**WHAT YOU SHOULD DO:**
Your answer should be one number: how many lines below hold the word "volume".

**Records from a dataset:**
+---+
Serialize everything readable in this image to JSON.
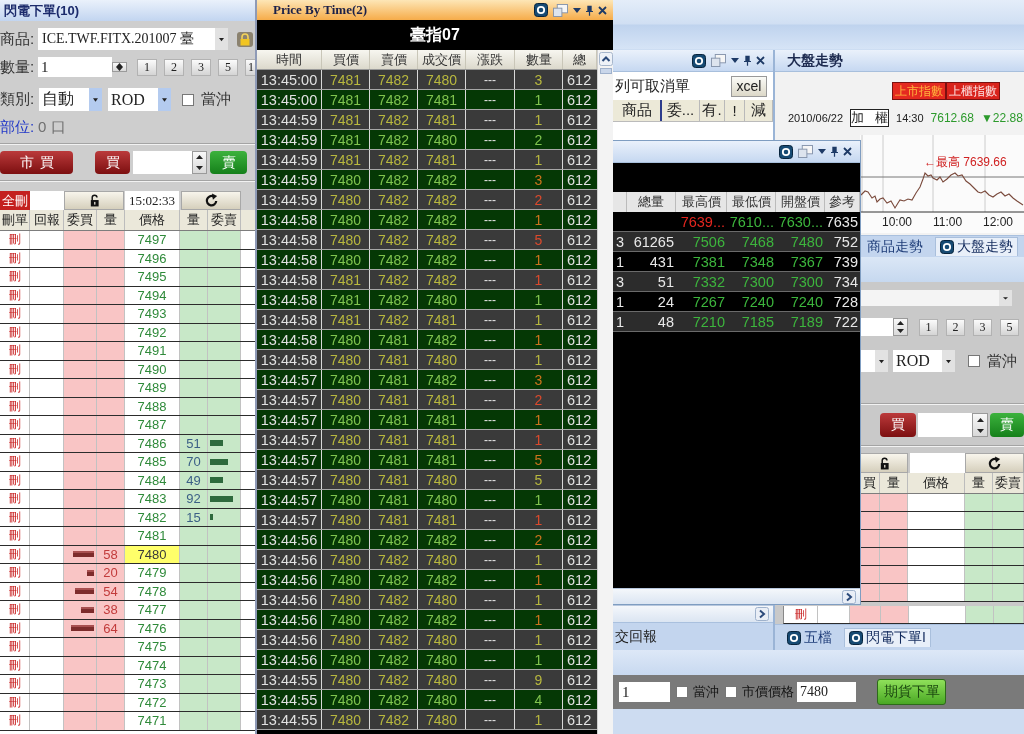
{
  "flash_order": {
    "title": "閃電下單(10)",
    "product": {
      "label": "商品:",
      "value": "ICE.TWF.FITX.201007 臺"
    },
    "quantity": {
      "label": "數量:",
      "value": "1",
      "presets": [
        "1",
        "2",
        "3",
        "5",
        "1"
      ]
    },
    "category": {
      "label": "類別:",
      "type": "自動",
      "condition": "ROD",
      "day_trade": {
        "label": "當沖",
        "checked": false
      }
    },
    "position": {
      "label": "部位:",
      "value": "0 口"
    },
    "actions": {
      "market_buy": "市買",
      "buy": "買",
      "sell": "賣"
    },
    "toolbar": {
      "delete_all": "全刪",
      "time": "15:02:33"
    },
    "ladder": {
      "columns": [
        "刪單",
        "回報",
        "委買",
        "量",
        "價格",
        "量",
        "委賣"
      ],
      "rows": [
        {
          "delete": "刪",
          "price": "7497",
          "current": false
        },
        {
          "delete": "刪",
          "price": "7496",
          "current": false
        },
        {
          "delete": "刪",
          "price": "7495",
          "current": false
        },
        {
          "delete": "刪",
          "price": "7494",
          "current": false
        },
        {
          "delete": "刪",
          "price": "7493",
          "current": false
        },
        {
          "delete": "刪",
          "price": "7492",
          "current": false
        },
        {
          "delete": "刪",
          "price": "7491",
          "current": false
        },
        {
          "delete": "刪",
          "price": "7490",
          "current": false
        },
        {
          "delete": "刪",
          "price": "7489",
          "current": false
        },
        {
          "delete": "刪",
          "price": "7488",
          "current": false
        },
        {
          "delete": "刪",
          "price": "7487",
          "current": false
        },
        {
          "delete": "刪",
          "price": "7486",
          "current": false,
          "ask": {
            "qty": "51",
            "level": 0.45
          }
        },
        {
          "delete": "刪",
          "price": "7485",
          "current": false,
          "ask": {
            "qty": "70",
            "level": 0.66
          }
        },
        {
          "delete": "刪",
          "price": "7484",
          "current": false,
          "ask": {
            "qty": "49",
            "level": 0.45
          }
        },
        {
          "delete": "刪",
          "price": "7483",
          "current": false,
          "ask": {
            "qty": "92",
            "level": 0.83
          }
        },
        {
          "delete": "刪",
          "price": "7482",
          "current": false,
          "ask": {
            "qty": "15",
            "level": 0.1
          }
        },
        {
          "delete": "刪",
          "price": "7481",
          "current": false
        },
        {
          "delete": "刪",
          "price": "7480",
          "current": true,
          "bid": {
            "qty": "58",
            "level": 0.76
          }
        },
        {
          "delete": "刪",
          "price": "7479",
          "current": false,
          "bid": {
            "qty": "20",
            "level": 0.24
          }
        },
        {
          "delete": "刪",
          "price": "7478",
          "current": false,
          "bid": {
            "qty": "54",
            "level": 0.69
          }
        },
        {
          "delete": "刪",
          "price": "7477",
          "current": false,
          "bid": {
            "qty": "38",
            "level": 0.48
          }
        },
        {
          "delete": "刪",
          "price": "7476",
          "current": false,
          "bid": {
            "qty": "64",
            "level": 0.83
          }
        },
        {
          "delete": "刪",
          "price": "7475",
          "current": false
        },
        {
          "delete": "刪",
          "price": "7474",
          "current": false
        },
        {
          "delete": "刪",
          "price": "7473",
          "current": false
        },
        {
          "delete": "刪",
          "price": "7472",
          "current": false
        },
        {
          "delete": "刪",
          "price": "7471",
          "current": false
        }
      ]
    }
  },
  "price_by_time": {
    "title": "Price By Time(2)",
    "symbol": "臺指07",
    "columns": [
      "時間",
      "買價",
      "賣價",
      "成交價",
      "漲跌",
      "數量",
      "總"
    ],
    "rows": [
      {
        "time": "13:45:00",
        "bid": "7481",
        "ask": "7482",
        "price": "7480",
        "change": "---",
        "qty": "3",
        "at_ask": false,
        "total": "612"
      },
      {
        "time": "13:45:00",
        "bid": "7481",
        "ask": "7482",
        "price": "7481",
        "change": "---",
        "qty": "1",
        "at_ask": false,
        "total": "612"
      },
      {
        "time": "13:44:59",
        "bid": "7481",
        "ask": "7482",
        "price": "7481",
        "change": "---",
        "qty": "1",
        "at_ask": false,
        "total": "612"
      },
      {
        "time": "13:44:59",
        "bid": "7481",
        "ask": "7482",
        "price": "7480",
        "change": "---",
        "qty": "2",
        "at_ask": false,
        "total": "612"
      },
      {
        "time": "13:44:59",
        "bid": "7481",
        "ask": "7482",
        "price": "7481",
        "change": "---",
        "qty": "1",
        "at_ask": false,
        "total": "612"
      },
      {
        "time": "13:44:59",
        "bid": "7480",
        "ask": "7482",
        "price": "7482",
        "change": "---",
        "qty": "3",
        "at_ask": true,
        "total": "612"
      },
      {
        "time": "13:44:59",
        "bid": "7480",
        "ask": "7482",
        "price": "7482",
        "change": "---",
        "qty": "2",
        "at_ask": true,
        "total": "612"
      },
      {
        "time": "13:44:58",
        "bid": "7480",
        "ask": "7482",
        "price": "7482",
        "change": "---",
        "qty": "1",
        "at_ask": true,
        "total": "612"
      },
      {
        "time": "13:44:58",
        "bid": "7480",
        "ask": "7482",
        "price": "7482",
        "change": "---",
        "qty": "5",
        "at_ask": true,
        "total": "612"
      },
      {
        "time": "13:44:58",
        "bid": "7480",
        "ask": "7482",
        "price": "7482",
        "change": "---",
        "qty": "1",
        "at_ask": true,
        "total": "612"
      },
      {
        "time": "13:44:58",
        "bid": "7481",
        "ask": "7482",
        "price": "7482",
        "change": "---",
        "qty": "1",
        "at_ask": true,
        "total": "612"
      },
      {
        "time": "13:44:58",
        "bid": "7481",
        "ask": "7482",
        "price": "7480",
        "change": "---",
        "qty": "1",
        "at_ask": false,
        "total": "612"
      },
      {
        "time": "13:44:58",
        "bid": "7481",
        "ask": "7482",
        "price": "7481",
        "change": "---",
        "qty": "1",
        "at_ask": false,
        "total": "612"
      },
      {
        "time": "13:44:58",
        "bid": "7480",
        "ask": "7481",
        "price": "7482",
        "change": "---",
        "qty": "1",
        "at_ask": true,
        "total": "612"
      },
      {
        "time": "13:44:58",
        "bid": "7480",
        "ask": "7481",
        "price": "7480",
        "change": "---",
        "qty": "1",
        "at_ask": false,
        "total": "612"
      },
      {
        "time": "13:44:57",
        "bid": "7480",
        "ask": "7481",
        "price": "7482",
        "change": "---",
        "qty": "3",
        "at_ask": true,
        "total": "612"
      },
      {
        "time": "13:44:57",
        "bid": "7480",
        "ask": "7481",
        "price": "7481",
        "change": "---",
        "qty": "2",
        "at_ask": true,
        "total": "612"
      },
      {
        "time": "13:44:57",
        "bid": "7480",
        "ask": "7481",
        "price": "7481",
        "change": "---",
        "qty": "1",
        "at_ask": true,
        "total": "612"
      },
      {
        "time": "13:44:57",
        "bid": "7480",
        "ask": "7481",
        "price": "7481",
        "change": "---",
        "qty": "1",
        "at_ask": true,
        "total": "612"
      },
      {
        "time": "13:44:57",
        "bid": "7480",
        "ask": "7481",
        "price": "7481",
        "change": "---",
        "qty": "5",
        "at_ask": true,
        "total": "612"
      },
      {
        "time": "13:44:57",
        "bid": "7480",
        "ask": "7481",
        "price": "7480",
        "change": "---",
        "qty": "5",
        "at_ask": false,
        "total": "612"
      },
      {
        "time": "13:44:57",
        "bid": "7480",
        "ask": "7481",
        "price": "7480",
        "change": "---",
        "qty": "1",
        "at_ask": false,
        "total": "612"
      },
      {
        "time": "13:44:57",
        "bid": "7480",
        "ask": "7481",
        "price": "7481",
        "change": "---",
        "qty": "1",
        "at_ask": true,
        "total": "612"
      },
      {
        "time": "13:44:56",
        "bid": "7480",
        "ask": "7482",
        "price": "7482",
        "change": "---",
        "qty": "2",
        "at_ask": true,
        "total": "612"
      },
      {
        "time": "13:44:56",
        "bid": "7480",
        "ask": "7482",
        "price": "7480",
        "change": "---",
        "qty": "1",
        "at_ask": false,
        "total": "612"
      },
      {
        "time": "13:44:56",
        "bid": "7480",
        "ask": "7482",
        "price": "7482",
        "change": "---",
        "qty": "1",
        "at_ask": true,
        "total": "612"
      },
      {
        "time": "13:44:56",
        "bid": "7480",
        "ask": "7482",
        "price": "7480",
        "change": "---",
        "qty": "1",
        "at_ask": false,
        "total": "612"
      },
      {
        "time": "13:44:56",
        "bid": "7480",
        "ask": "7482",
        "price": "7482",
        "change": "---",
        "qty": "1",
        "at_ask": true,
        "total": "612"
      },
      {
        "time": "13:44:56",
        "bid": "7480",
        "ask": "7482",
        "price": "7480",
        "change": "---",
        "qty": "1",
        "at_ask": false,
        "total": "612"
      },
      {
        "time": "13:44:56",
        "bid": "7480",
        "ask": "7482",
        "price": "7480",
        "change": "---",
        "qty": "1",
        "at_ask": false,
        "total": "612"
      },
      {
        "time": "13:44:55",
        "bid": "7480",
        "ask": "7482",
        "price": "7480",
        "change": "---",
        "qty": "9",
        "at_ask": false,
        "total": "612"
      },
      {
        "time": "13:44:55",
        "bid": "7480",
        "ask": "7482",
        "price": "7480",
        "change": "---",
        "qty": "4",
        "at_ask": false,
        "total": "612"
      },
      {
        "time": "13:44:55",
        "bid": "7480",
        "ask": "7482",
        "price": "7480",
        "change": "---",
        "qty": "1",
        "at_ask": false,
        "total": "612"
      }
    ]
  },
  "cancel_panel": {
    "filter": "列可取消單",
    "export_button": "xcel",
    "columns": [
      "商品",
      "委...",
      "有.",
      "!",
      "減"
    ],
    "tab": "交回報"
  },
  "index_chart": {
    "title": "大盤走勢",
    "markets": [
      {
        "label": "上市指數",
        "selected": true
      },
      {
        "label": "上櫃指數",
        "selected": false
      }
    ],
    "date": "2010/06/22",
    "index_name": "加 權",
    "time": "14:30",
    "value": "7612.68",
    "change": "▼22.88",
    "high_label": "←最高 7639.66",
    "x_labels": [
      "10:00",
      "11:00",
      "12:00"
    ],
    "tabs": [
      {
        "label": "商品走勢",
        "selected": false,
        "icon": false
      },
      {
        "label": "大盤走勢",
        "selected": true,
        "icon": true
      }
    ]
  },
  "quote_window": {
    "columns": [
      "總量",
      "最高價",
      "最低價",
      "開盤價",
      "參考"
    ],
    "rows": [
      {
        "high": {
          "text": "7639...",
          "up": true
        },
        "low": {
          "text": "7610...",
          "up": false
        },
        "open": {
          "text": "7630...",
          "up": false
        },
        "ref": "7635"
      },
      {
        "column_1": "3",
        "volume": "61265",
        "high": {
          "text": "7506",
          "up": false
        },
        "low": {
          "text": "7468",
          "up": false
        },
        "open": {
          "text": "7480",
          "up": false
        },
        "ref": "752"
      },
      {
        "column_1": "1",
        "volume": "431",
        "high": {
          "text": "7381",
          "up": false
        },
        "low": {
          "text": "7348",
          "up": false
        },
        "open": {
          "text": "7367",
          "up": false
        },
        "ref": "739"
      },
      {
        "column_1": "3",
        "volume": "51",
        "high": {
          "text": "7332",
          "up": false
        },
        "low": {
          "text": "7300",
          "up": false
        },
        "open": {
          "text": "7300",
          "up": false
        },
        "ref": "734"
      },
      {
        "column_1": "1",
        "volume": "24",
        "high": {
          "text": "7267",
          "up": false
        },
        "low": {
          "text": "7240",
          "up": false
        },
        "open": {
          "text": "7240",
          "up": false
        },
        "ref": "728"
      },
      {
        "column_1": "1",
        "volume": "48",
        "high": {
          "text": "7210",
          "up": false
        },
        "low": {
          "text": "7185",
          "up": false
        },
        "open": {
          "text": "7189",
          "up": false
        },
        "ref": "722"
      }
    ]
  },
  "flash_order_2": {
    "presets": [
      "1",
      "2",
      "3",
      "5"
    ],
    "condition": "ROD",
    "day_trade": {
      "label": "當沖",
      "checked": false
    },
    "actions": {
      "buy": "買",
      "sell": "賣"
    },
    "columns": [
      "買",
      "量",
      "價格",
      "量",
      "委賣"
    ],
    "delete": "刪",
    "tabs": [
      {
        "label": "五檔",
        "selected": false,
        "icon": true
      },
      {
        "label": "閃電下單I",
        "selected": true,
        "icon": true
      }
    ]
  },
  "order_bar": {
    "quantity": "1",
    "day_trade": {
      "label": "當沖",
      "checked": false
    },
    "market_price": {
      "label": "市價價格",
      "checked": false
    },
    "price": "7480",
    "submit": "期貨下單"
  }
}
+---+
**SOLUTION FOR THIS TASK:**
5